    This potentially serious condition occurs when the gum tissues surrounding teeth become infected because of a buildup of plaque on the teeth and gums. Gingivitis is the first stage of gum disease and is recognizable by swollen, red or bleeding gums. Gum disease is a concern for older adults for a number of reasons, including plaque building up on teeth and gums from not developing proper oral health care habits earlier in life.

  • Tooth or root decay
    Even at 55-plus years, adults can still develop tooth or root decay if gum recession has occurred. It is important for older adults to effectively clean the gums, the teeth and exposed root surfaces to remove dental plaque and food debris.

  • Sensitive teeth

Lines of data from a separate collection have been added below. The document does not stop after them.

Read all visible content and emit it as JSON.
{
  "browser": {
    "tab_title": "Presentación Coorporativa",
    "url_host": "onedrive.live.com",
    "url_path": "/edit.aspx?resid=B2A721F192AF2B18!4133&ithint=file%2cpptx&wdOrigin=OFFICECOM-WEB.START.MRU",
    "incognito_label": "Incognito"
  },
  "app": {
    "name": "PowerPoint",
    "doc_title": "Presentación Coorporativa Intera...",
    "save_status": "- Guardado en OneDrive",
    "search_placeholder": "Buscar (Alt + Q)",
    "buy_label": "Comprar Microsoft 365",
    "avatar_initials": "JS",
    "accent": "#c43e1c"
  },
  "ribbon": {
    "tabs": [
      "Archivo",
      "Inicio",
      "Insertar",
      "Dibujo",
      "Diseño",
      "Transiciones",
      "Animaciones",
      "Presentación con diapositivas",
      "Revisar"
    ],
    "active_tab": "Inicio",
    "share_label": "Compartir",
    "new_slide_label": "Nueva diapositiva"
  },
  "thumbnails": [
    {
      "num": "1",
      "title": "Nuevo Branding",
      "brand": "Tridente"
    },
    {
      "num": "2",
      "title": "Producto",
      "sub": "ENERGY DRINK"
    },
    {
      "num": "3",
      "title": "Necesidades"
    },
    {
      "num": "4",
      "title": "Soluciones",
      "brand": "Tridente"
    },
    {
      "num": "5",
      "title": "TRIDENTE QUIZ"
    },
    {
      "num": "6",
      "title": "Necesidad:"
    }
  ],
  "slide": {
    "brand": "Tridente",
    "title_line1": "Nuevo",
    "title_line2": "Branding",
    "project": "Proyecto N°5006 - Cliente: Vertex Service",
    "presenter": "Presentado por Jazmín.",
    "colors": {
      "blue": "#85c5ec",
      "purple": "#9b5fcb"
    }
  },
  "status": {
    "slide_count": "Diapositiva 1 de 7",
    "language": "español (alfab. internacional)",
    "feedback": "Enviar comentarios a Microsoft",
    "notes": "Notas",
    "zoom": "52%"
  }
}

    At some point, we've all tossed back a nice, cold glass of water only to grimace at that sharp, tingling sensation in our teeth. A number of factors cause tooth sensitivity, including brushing too aggressively with a hard-bristled toothbrush, worn tooth enamel, and a cracked or fractured tooth.